It is going to be hard enough, anyway, but I think there are two things we can do to make it easier. When you start mathematics you do not begin with the calculus; you begin with simple addition. In the same way, if we really want (but all depends on really wanting) to learn how to forgive, perhaps we had better start with something easier than the Gestapo. One might start with forgiving one's husband or wife, or parents or children, or the nearest N.C.O., for something they have done or said in the last week. That will probably keep us busy for the moment. And secondly, we might try to understand exactly what loving your neighbour as yourself means. [the whole chapter is linked if you want point two here]
The real test is this. Suppose one reads a story of filthy atrocities in the paper. Then suppose that something turns up suggesting that the story might not be quite true, or not quite so bad ass it was made out. Is one's first feeling, `Thank God, even they aren't quite so bad as that,' or is it a feeling of disappointment, and even a determination to cling to the first story for the sheer pleasure of thinking your enemies as bad as possible? If it is the second then it is, I am afraid, the first step in a process which, if followed to the end, will make us into devils. You see, one is beginning to wish that black was a little blacker. If we give that wish its head, later on we shall wish to see grey as black, and then to see white itself as black. Finally, we shall insist on seeing everything - God and our friends and ourselves included - as bad, and not be able to stop doing it: we shall be fixed for ever in a universe of pure hatred.

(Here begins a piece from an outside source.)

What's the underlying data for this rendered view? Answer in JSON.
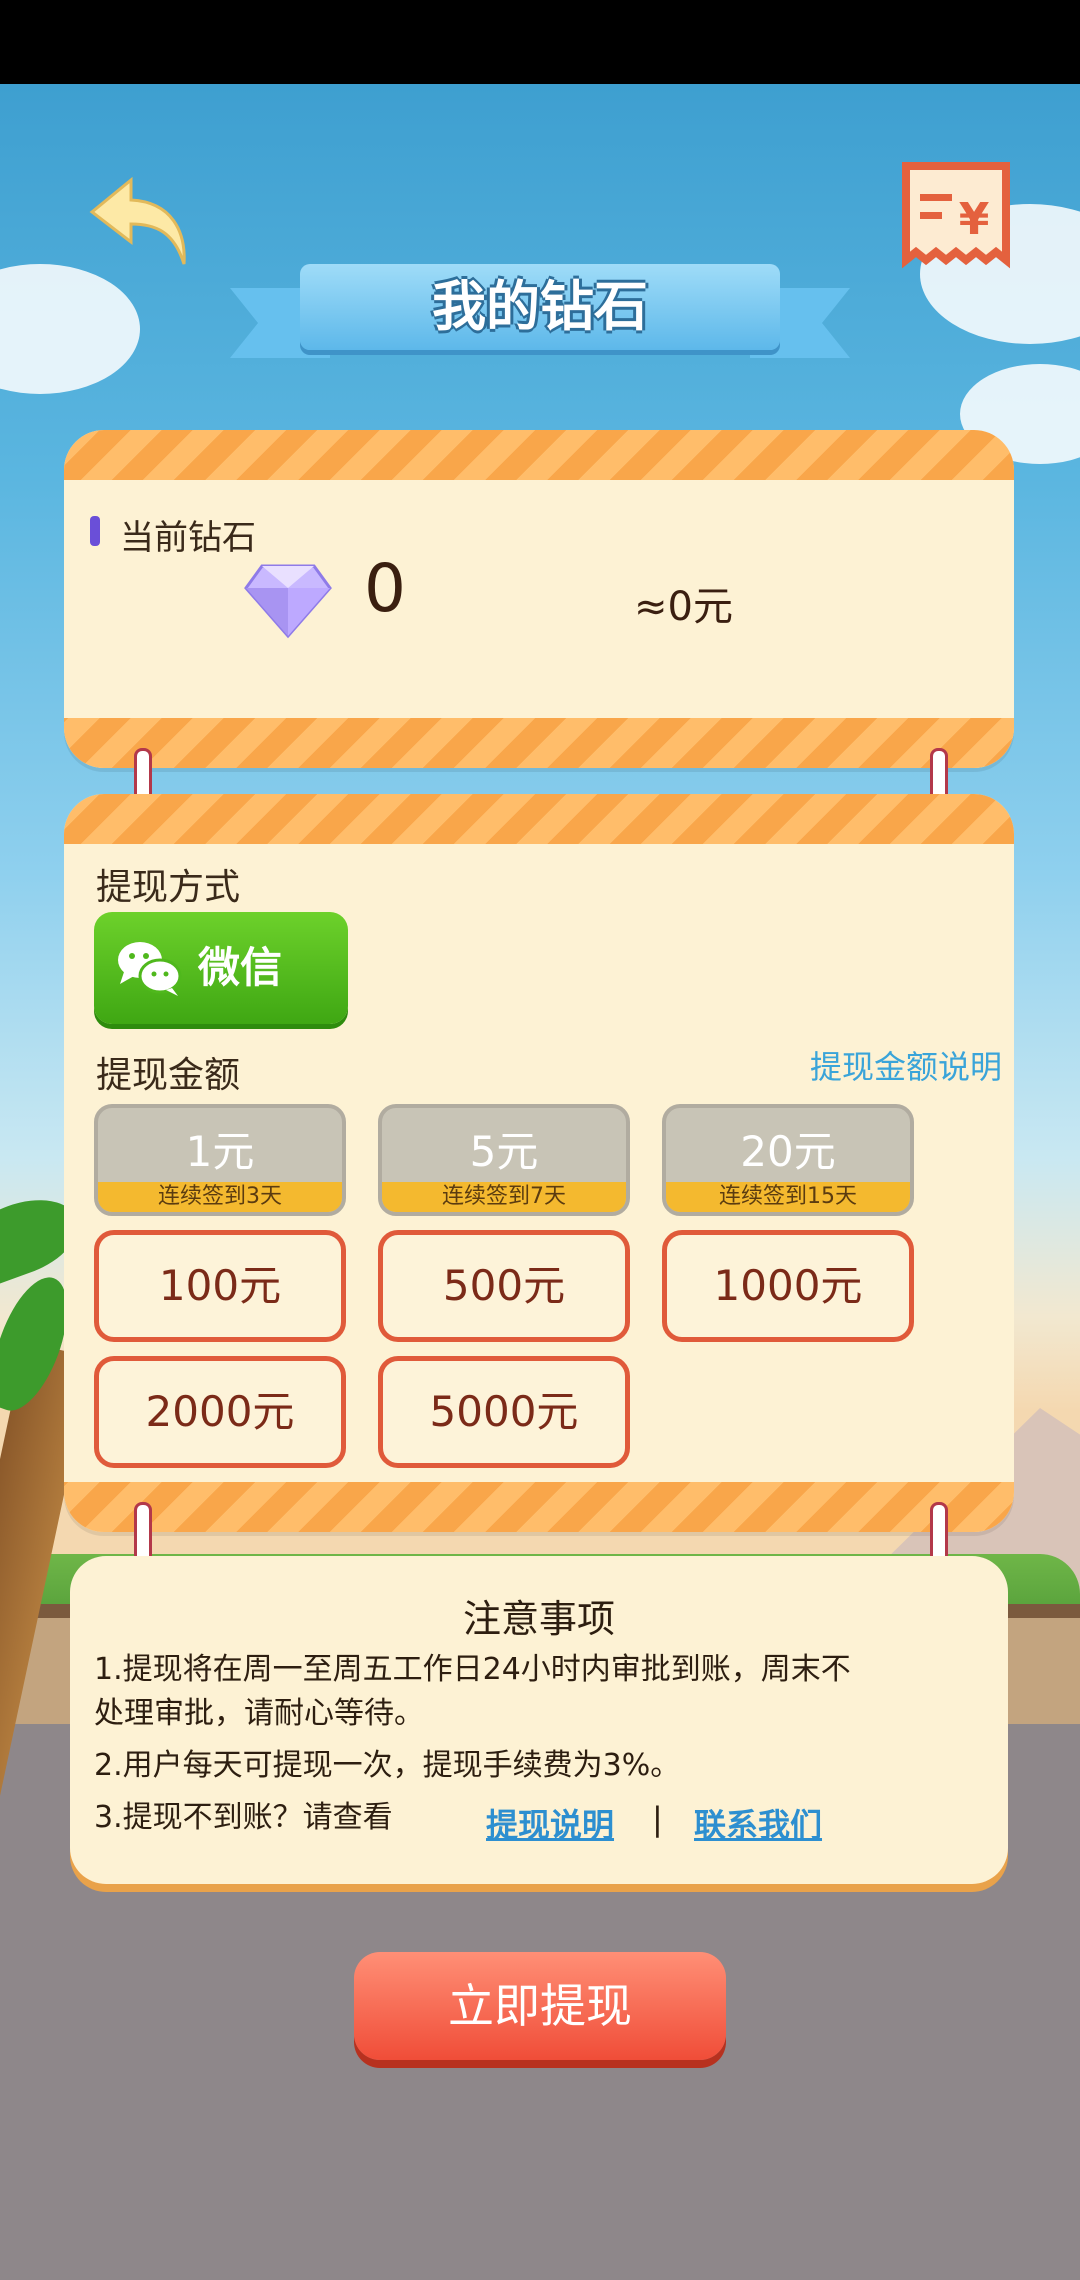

Now a step further. Does loving your enemy mean not punishing him? [again, the answer rests within the link above]
and finally
I imagine somebody will say, `Well, if one is allowed to condemn the enemy's acts, and punish him, and kill him, what difference is left between Christian morality and the ordinary view?' All the difference in the world. Remember, we Christians think man lives for ever. Therefore, what really matters is those little marks or twists on the central, inside part of the soul which are going to turn it, in the long run, into a heavenly or a hellish creature. We may kill if necessary, but we must not hate and enjoy hating. We may punish if necessary, but we must not enjoy it. In other words, something inside us, the feeling of resentment, the feeling that wants to get one's own back, must be simply killed.
Nothing here said we have to trust, indeed there are many scriptures to the point having wisdom, discernment, being fruit inspectors, etc. We do not have to place trust in people who have proven themselves unworthy of trust.

We just cannot hate, and we must forgive. You do not have to start with the "Calculus" of your worst enemy right now. Start with whoever comes to mind when you ask this question of yourself :

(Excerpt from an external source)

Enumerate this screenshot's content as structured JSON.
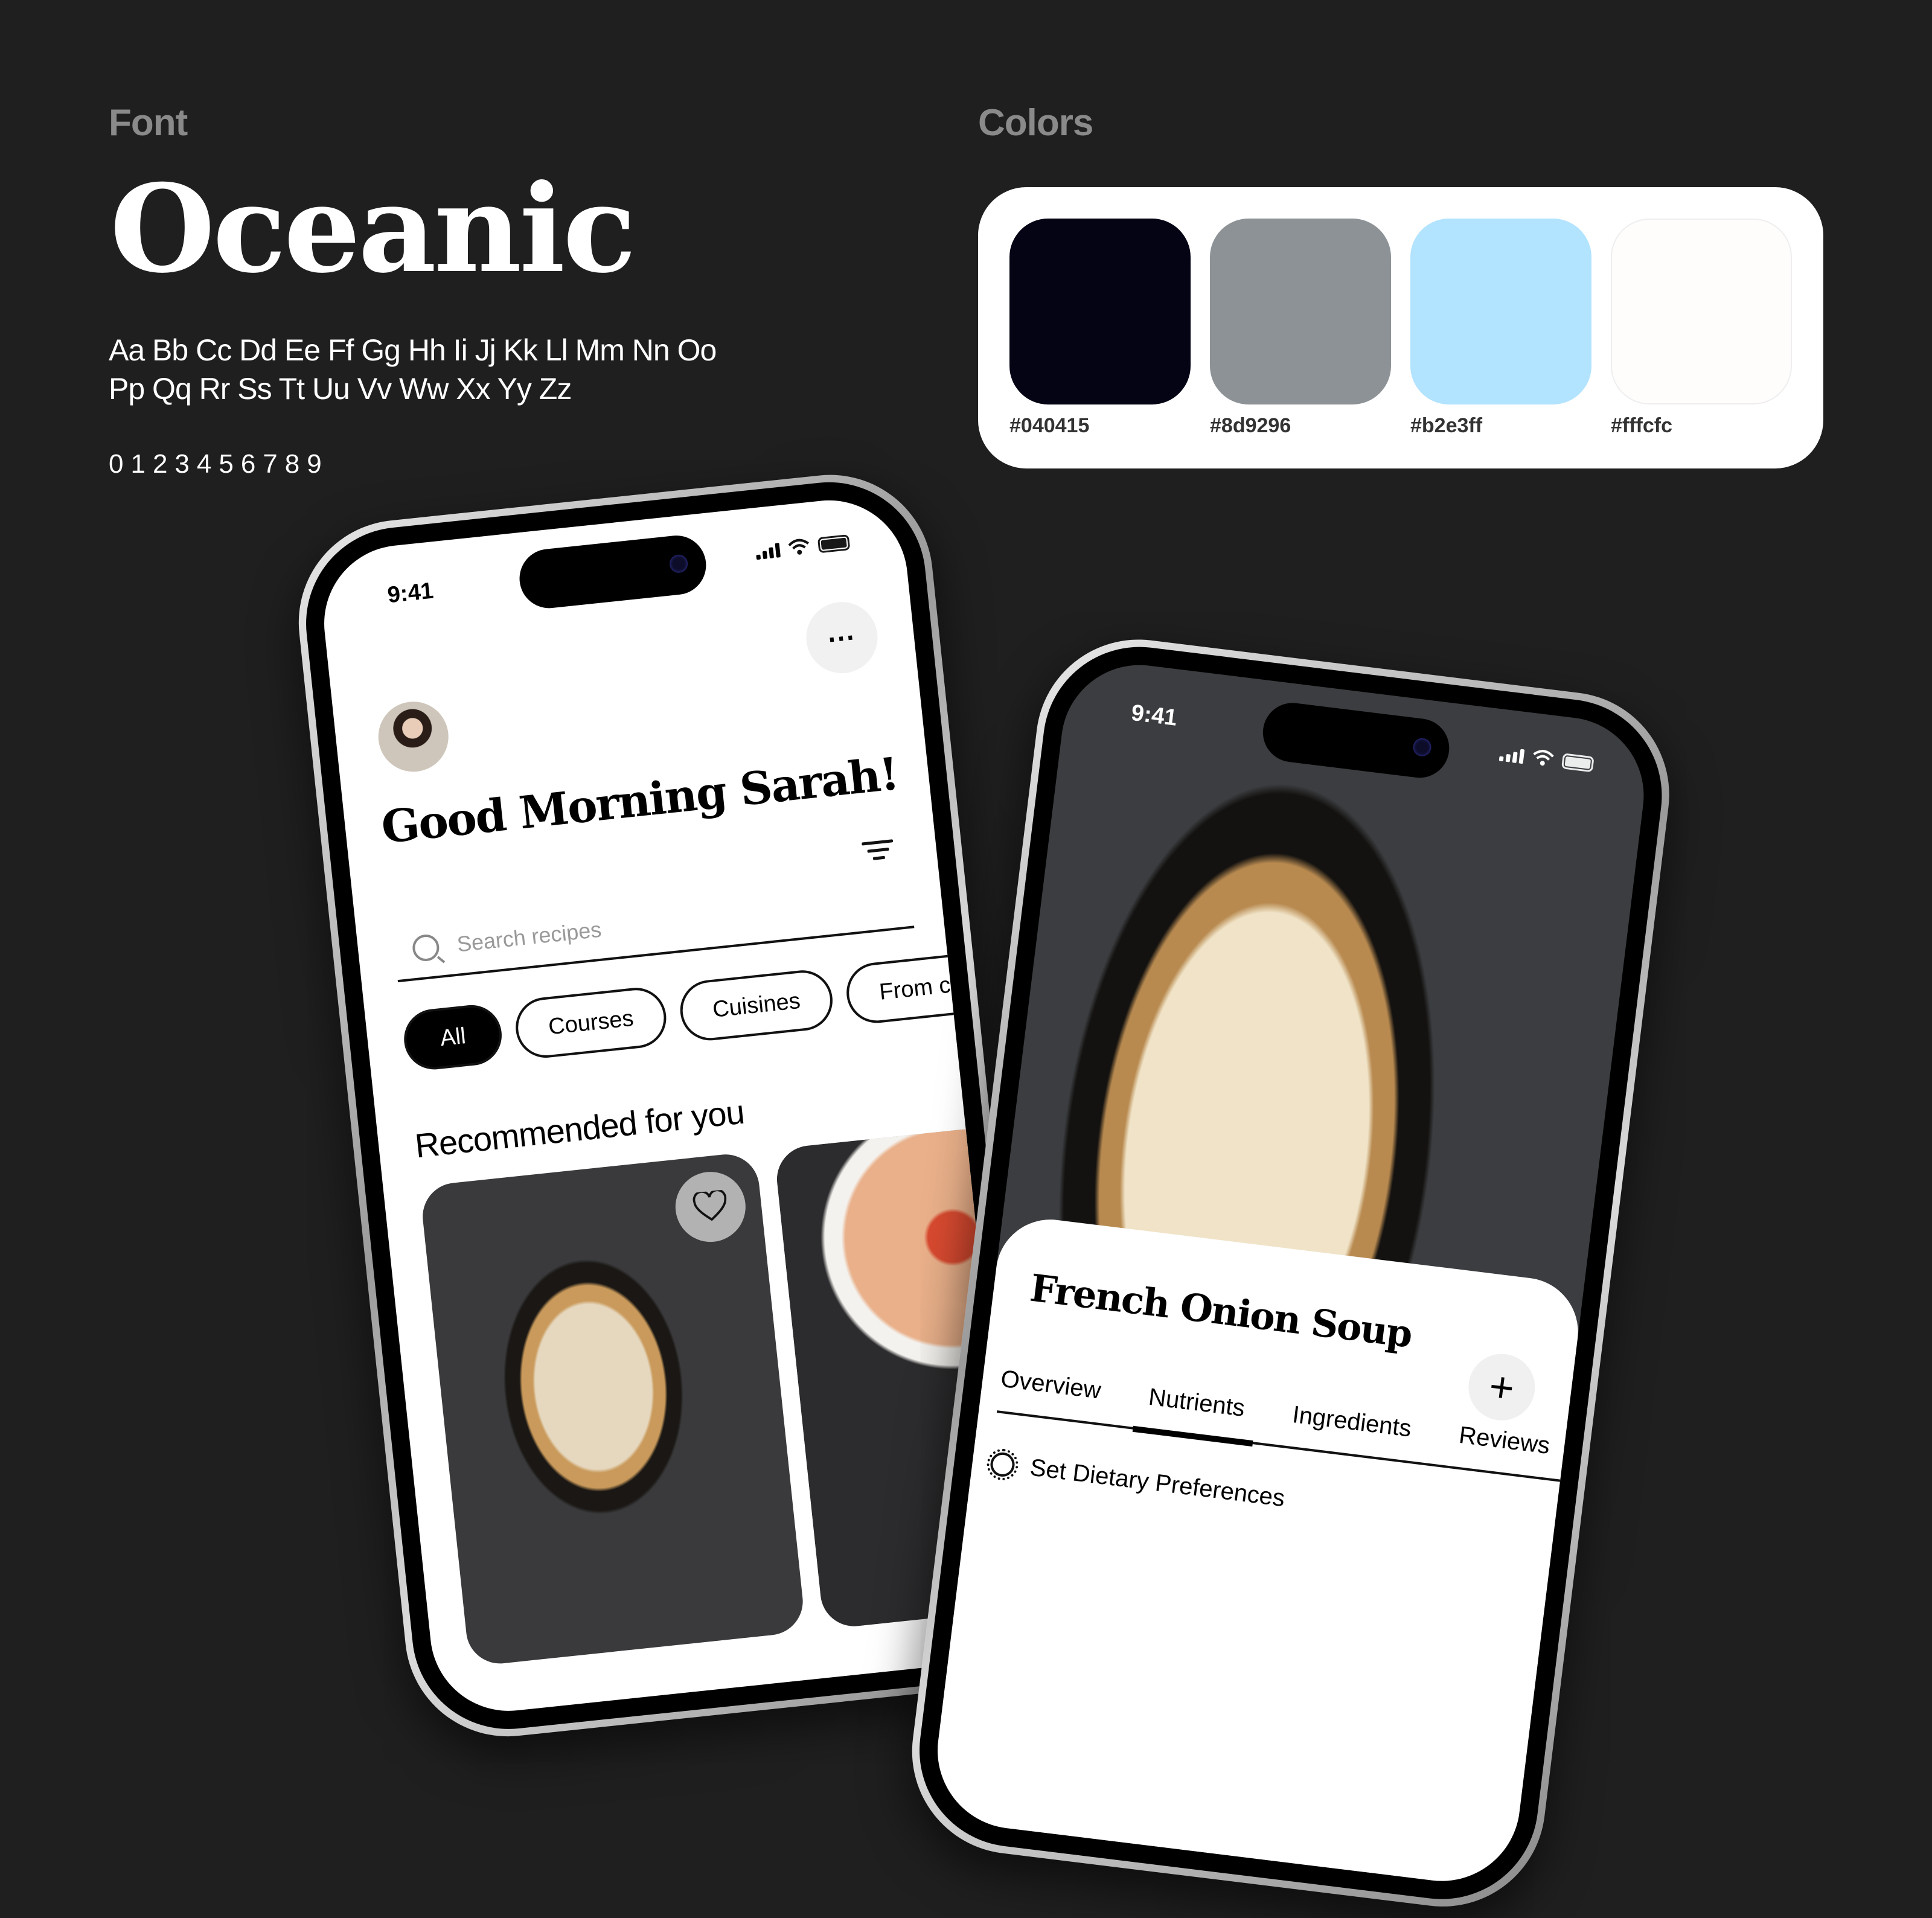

Who do I feel resentment toward right now?

1 comment:

  1. I recently read Miroslav Volf's Exclusion and Embrace, which included one of the most profound discussions of forgiveness: “Every act of forgiveness enthrones justice; it draws attention to its violation precisely by forgoing its claims.”

    How do we find the strength to forgive? How do we satisfy “our thirst for justice and our passion for revenge”?

    Volf suggest that those who follow the King, must place our rage before God: “By placing unattended rage before God we place both our unjust enemy and our own vengeful self face to face with a God who loves and does justice…Forgiveness flounders because I exclude the enemy from the community of humans even as I exclude myself from the community of sinners.”

    An inm portant topic, well-set out.


How to debate charitably (rules are links to more description of rule):
1. The Golden Rule
2. You cannot read minds
3. People are not evil
4. Debates are not for winning
5. You make mistakes
6. Not everyone cares as much as you
7. Engaging is hard work
8. Differences can be subtle
9. Give up quietly